The big difference in baseball then and baseball now besides the high salaries and pampered egos was that the majority of games were played during the day, pitchers aimed to complete their starts, and the doubleheader was a Sunday staple. The length of the games today is directly tied to the media and its necessity to pay its bills. Ned Garver pitched a 10-9 complete game in 1951 in two and one-half hours. The players seemed to have fun and time between innings was not dictated by network whims. The owners and management were shown the way by such diverse personalities as Branch Rickey and Bill Veeck. The absence of specialists and the expansion of the pitching staff plus the experiment called the designated hitter have changed the game and not necessarily for the better. How many Hall of Famers have made it aided by longevity and batting statistics gathered while not having duty in the field?

So much for editorials. I have enjoyed the work that was required in doing the research for the book. I have tried to send each player a copy of his essay in order to catch any omissions and/or errors. Mrs. Jim Konstanty sent back a copy full of red marks. Dusty Rhodes sat with me for a few hours and he was very gracious. He encouraged me to get on with the project “because we ain’t gettin’ any younger”. Bob Shaw welcomed me into his office and was very helpful in my getting his piece right. I had the pleasure of spending time on the phone with Ned Garver, Hank and Jeanne Sauer, Katherine Jensen and Mary Konstanty, all of whom were very helpful.
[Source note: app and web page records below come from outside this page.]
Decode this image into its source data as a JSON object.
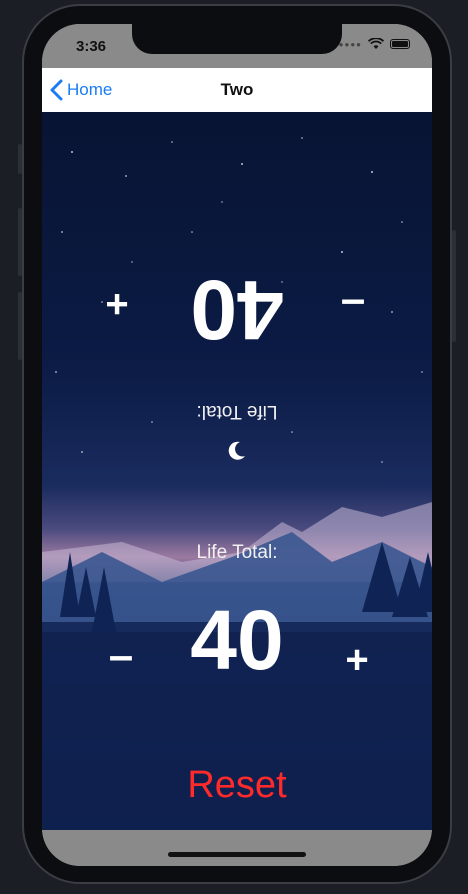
{
  "status_bar": {
    "time": "3:36"
  },
  "nav": {
    "back_label": "Home",
    "title": "Two"
  },
  "player_top": {
    "label": "Life Total:",
    "life": "40",
    "plus": "+",
    "minus": "–"
  },
  "player_bottom": {
    "label": "Life Total:",
    "life": "40",
    "plus": "+",
    "minus": "–"
  },
  "reset": {
    "label": "Reset"
  },
  "colors": {
    "accent_blue": "#1a7cf2",
    "reset_red": "#ff2b2b",
    "sky_top": "#081433"
  }
}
Please enjoy reading it as much as I loved putting it together.